The clinical staging of carcinoma of the bladder is determined by the depth of invasion of the bladder wall by the tumor. This determination requires a cystoscopic examination that includes a biopsy, and examination under anesthesia to assess the size and mobility of palpable masses, the degree of induration of the bladder wall, and the presence of extravesical extension or invasion of adjacent organs. Clinical staging, even when computed tomographic and/or magnetic resonance imaging scans and other imaging modalities are used, often underestimates the extent of tumor, particularly in cancers that are less differentiated and more deeply invasive.[1,2,3]
Definitions of TNM
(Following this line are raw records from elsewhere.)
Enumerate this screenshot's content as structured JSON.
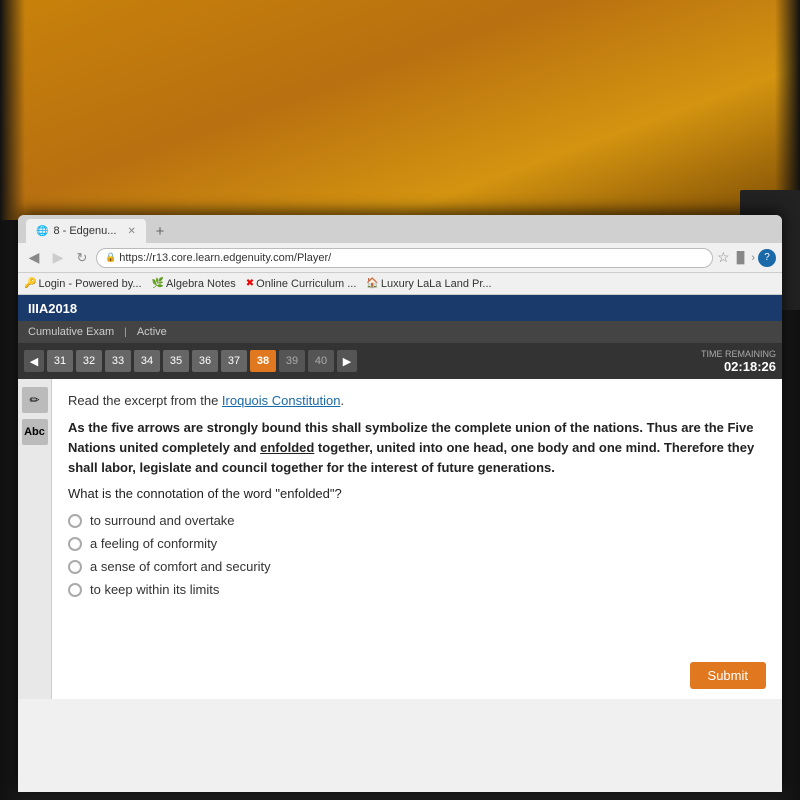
{
  "background": {
    "color": "#1a1a1a"
  },
  "browser": {
    "tab_label": "8 - Edgenu...",
    "new_tab_symbol": "+",
    "url": "https://r13.core.learn.edgenuity.com/Player/",
    "bookmarks": [
      {
        "label": "Login - Powered by...",
        "icon": "🔑"
      },
      {
        "label": "Algebra Notes",
        "icon": "🌿"
      },
      {
        "label": "Online Curriculum ...",
        "icon": "✖"
      },
      {
        "label": "Luxury LaLa Land Pr...",
        "icon": "🏠"
      }
    ]
  },
  "app": {
    "title": "IIIA2018",
    "exam_label": "Cumulative Exam",
    "status_label": "Active"
  },
  "toolbar": {
    "questions": [
      31,
      32,
      33,
      34,
      35,
      36,
      37,
      38,
      39,
      40
    ],
    "active_question": 38,
    "time_remaining_label": "TIME REMAINING",
    "time_remaining_value": "02:18:26"
  },
  "question": {
    "intro": "Read the excerpt from the Iroquois Constitution.",
    "passage": "As the five arrows are strongly bound this shall symbolize the complete union of the nations. Thus are the Five Nations united completely and enfolded together, united into one head, one body and one mind. Therefore they shall labor, legislate and council together for the interest of future generations.",
    "question_text": "What is the connotation of the word \"enfolded\"?",
    "options": [
      "to surround and overtake",
      "a feeling of conformity",
      "a sense of comfort and security",
      "to keep within its limits"
    ],
    "submit_label": "Submit"
  },
  "icons": {
    "lock": "🔒",
    "star": "☆",
    "arrow_left": "◀",
    "arrow_right": "▶",
    "pen": "✏",
    "abc": "Abc"
  }
}
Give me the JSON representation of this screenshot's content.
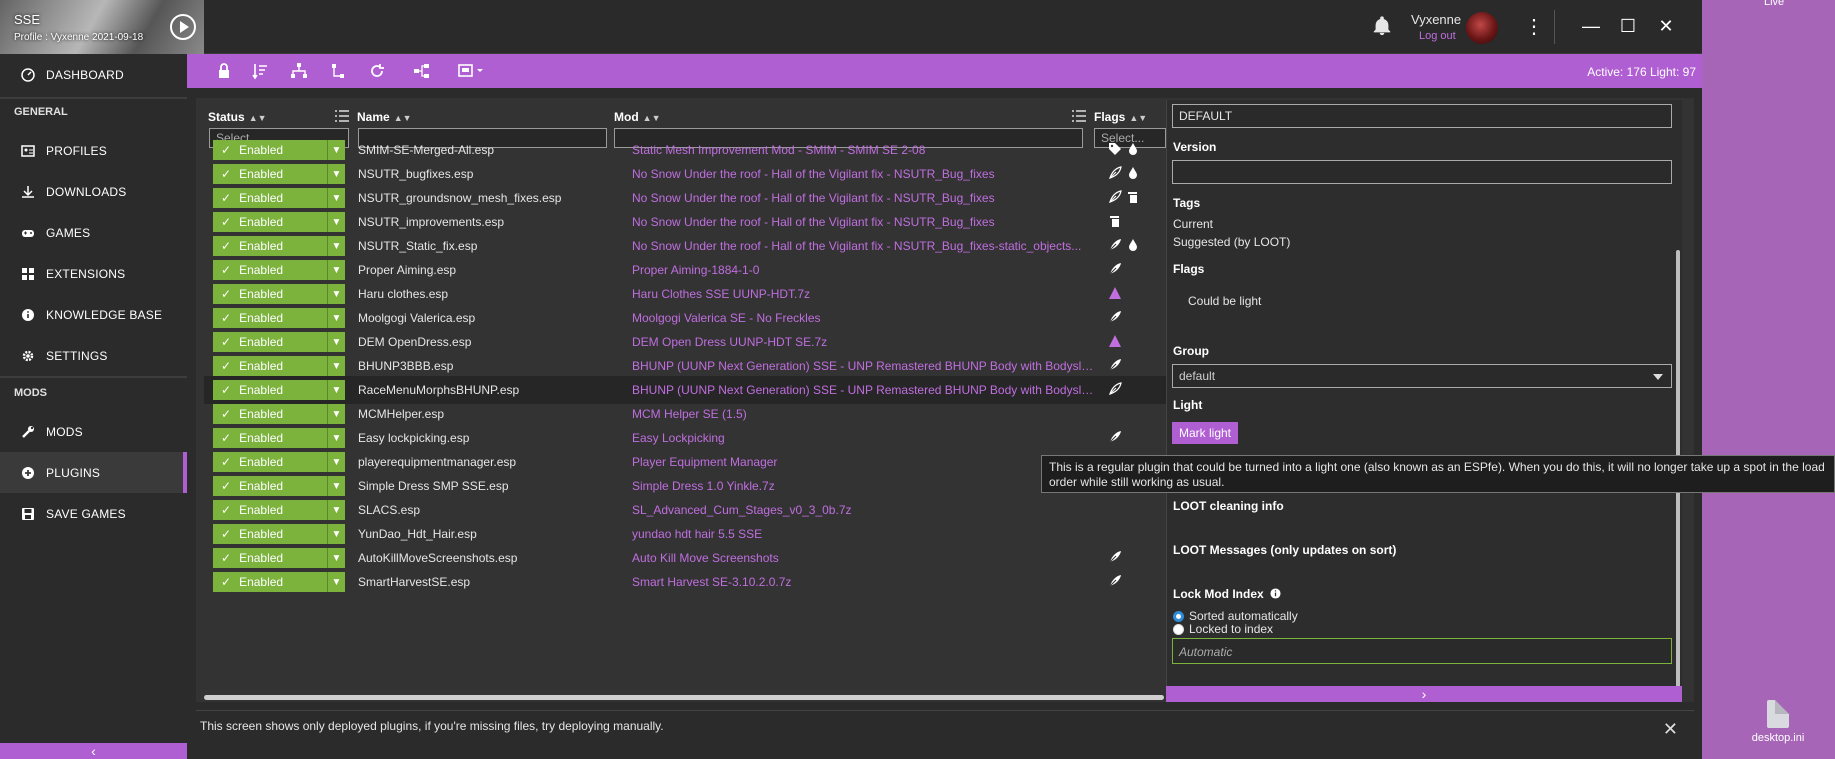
{
  "desktop": {
    "live_label": "Live",
    "file_label": "desktop.ini"
  },
  "titlebar": {
    "game_name": "SSE",
    "profile_text": "Profile : Vyxenne 2021-09-18",
    "username": "Vyxenne",
    "logout_label": "Log out",
    "icons": [
      "bell-icon",
      "kebab-menu-icon",
      "minimize-icon",
      "maximize-icon",
      "close-icon"
    ]
  },
  "sidebar": {
    "dashboard": "DASHBOARD",
    "general_heading": "GENERAL",
    "profiles": "PROFILES",
    "downloads": "DOWNLOADS",
    "games": "GAMES",
    "extensions": "EXTENSIONS",
    "knowledge_base": "KNOWLEDGE BASE",
    "settings": "SETTINGS",
    "mods_heading": "MODS",
    "mods": "MODS",
    "plugins": "PLUGINS",
    "save_games": "SAVE GAMES",
    "collapse_glyph": "‹"
  },
  "toolbar": {
    "active_count": "Active: 176 Light: 97",
    "icons": [
      "lock-icon",
      "sort-icon",
      "network-icon",
      "graph-icon",
      "refresh-icon",
      "groups-icon",
      "screen-dropdown-icon"
    ]
  },
  "table": {
    "col_status": "Status",
    "col_name": "Name",
    "col_mod": "Mod",
    "col_flags": "Flags",
    "filter_placeholder": "Select...",
    "rows": [
      {
        "status": "Enabled",
        "name": "SMIM-SE-Merged-All.esp",
        "mod": "Static Mesh Improvement Mod - SMIM - SMIM SE 2-08",
        "flags": [
          "tag",
          "drop"
        ]
      },
      {
        "status": "Enabled",
        "name": "NSUTR_bugfixes.esp",
        "mod": "No Snow Under the roof - Hall of the Vigilant fix - NSUTR_Bug_fixes",
        "flags": [
          "feather-outline",
          "drop"
        ]
      },
      {
        "status": "Enabled",
        "name": "NSUTR_groundsnow_mesh_fixes.esp",
        "mod": "No Snow Under the roof - Hall of the Vigilant fix - NSUTR_Bug_fixes",
        "flags": [
          "feather-outline",
          "clean"
        ]
      },
      {
        "status": "Enabled",
        "name": "NSUTR_improvements.esp",
        "mod": "No Snow Under the roof - Hall of the Vigilant fix - NSUTR_Bug_fixes",
        "flags": [
          "clean"
        ]
      },
      {
        "status": "Enabled",
        "name": "NSUTR_Static_fix.esp",
        "mod": "No Snow Under the roof - Hall of the Vigilant fix - NSUTR_Bug_fixes-static_objects...",
        "flags": [
          "feather",
          "drop"
        ]
      },
      {
        "status": "Enabled",
        "name": "Proper Aiming.esp",
        "mod": "Proper Aiming-1884-1-0",
        "flags": [
          "feather"
        ]
      },
      {
        "status": "Enabled",
        "name": "Haru clothes.esp",
        "mod": "Haru Clothes SSE UUNP-HDT.7z",
        "flags": [
          "warning"
        ]
      },
      {
        "status": "Enabled",
        "name": "Moolgogi Valerica.esp",
        "mod": "Moolgogi Valerica SE - No Freckles",
        "flags": [
          "feather"
        ]
      },
      {
        "status": "Enabled",
        "name": "DEM OpenDress.esp",
        "mod": "DEM Open Dress UUNP-HDT SE.7z",
        "flags": [
          "warning"
        ]
      },
      {
        "status": "Enabled",
        "name": "BHUNP3BBB.esp",
        "mod": "BHUNP (UUNP Next Generation) SSE - UNP Remastered BHUNP Body with Bodyslide",
        "flags": [
          "feather"
        ]
      },
      {
        "status": "Enabled",
        "name": "RaceMenuMorphsBHUNP.esp",
        "mod": "BHUNP (UUNP Next Generation) SSE - UNP Remastered BHUNP Body with Bodyslide",
        "flags": [
          "feather-outline"
        ]
      },
      {
        "status": "Enabled",
        "name": "MCMHelper.esp",
        "mod": "MCM Helper SE (1.5)",
        "flags": []
      },
      {
        "status": "Enabled",
        "name": "Easy lockpicking.esp",
        "mod": "Easy Lockpicking",
        "flags": [
          "feather"
        ]
      },
      {
        "status": "Enabled",
        "name": "playerequipmentmanager.esp",
        "mod": "Player Equipment Manager",
        "flags": [
          "feather"
        ]
      },
      {
        "status": "Enabled",
        "name": "Simple Dress SMP SSE.esp",
        "mod": "Simple Dress 1.0 Yinkle.7z",
        "flags": []
      },
      {
        "status": "Enabled",
        "name": "SLACS.esp",
        "mod": "SL_Advanced_Cum_Stages_v0_3_0b.7z",
        "flags": []
      },
      {
        "status": "Enabled",
        "name": "YunDao_Hdt_Hair.esp",
        "mod": "yundao hdt hair 5.5 SSE",
        "flags": []
      },
      {
        "status": "Enabled",
        "name": "AutoKillMoveScreenshots.esp",
        "mod": "Auto Kill Move Screenshots",
        "flags": [
          "feather"
        ]
      },
      {
        "status": "Enabled",
        "name": "SmartHarvestSE.esp",
        "mod": "Smart Harvest SE-3.10.2.0.7z",
        "flags": [
          "feather"
        ]
      }
    ]
  },
  "details": {
    "author_value": "DEFAULT",
    "version_label": "Version",
    "version_value": "",
    "tags_label": "Tags",
    "tags_current": "Current",
    "tags_suggested": "Suggested (by LOOT)",
    "flags_label": "Flags",
    "flags_value": "Could be light",
    "group_label": "Group",
    "group_value": "default",
    "light_label": "Light",
    "mark_light_button": "Mark light",
    "loot_cleaning": "LOOT cleaning info",
    "loot_messages": "LOOT Messages (only updates on sort)",
    "lock_index_label": "Lock Mod Index",
    "radio_sorted": "Sorted automatically",
    "radio_locked": "Locked to index",
    "automatic_placeholder": "Automatic",
    "collapse_glyph": "›"
  },
  "tooltip": {
    "text": "This is a regular plugin that could be turned into a light one (also known as an ESPfe). When you do this, it will no longer take up a spot in the load order while still working as usual."
  },
  "footer": {
    "notice": "This screen shows only deployed plugins, if you're missing files, try deploying manually.",
    "close_glyph": "✕"
  },
  "colors": {
    "accent": "#b05fd3",
    "enabled_green": "#7bb33d",
    "mod_link": "#c06ee0",
    "background": "#2b2b2b"
  }
}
The American Joint Committee on Cancer has designated staging by TNM classification to define bladder cancer.
Table 1. Primary Tumor (T)a
Table 2. Regional Lymph Nodes (N)a,b
Table 3. Distant Metastasis (M)a
Table 4. Anatomic Stage/Prognostic Groupsa
An older, less frequently used staging system was derived by comparing clinical estimates of stage with the pathologic stage of radical cystectomy specimens.[2,3] To better ensure uniform staging and reporting of clinical results, the use of the modern TNM classification described above is recommended.
eMedicineHealth Public Information from the National Cancer Institute
This information is produced and provided by the National Cancer Institute (NCI). The information in this topic may have changed since it was written. For the most current information, contact the National Cancer Institute via the Internet web site at http://cancer.gov or call 1-800-4-CANCER
This information is not intended to replace the advice of a doctor. Healthwise disclaims any liability for the decisions you make based on this information.
Some material in CancerNet™ is from copyrighted publications of the respective copyright claimants. Users of CancerNet™ are referred to the publication data appearing in the bibliographic citations, as well as to the copyright notices appearing in the original publication, all of which are hereby incorporated by reference.
Find out what women really need.
Pill Identifier on RxList
- quick, easy,
Find a Local Pharmacy
- including 24 hour, pharmacies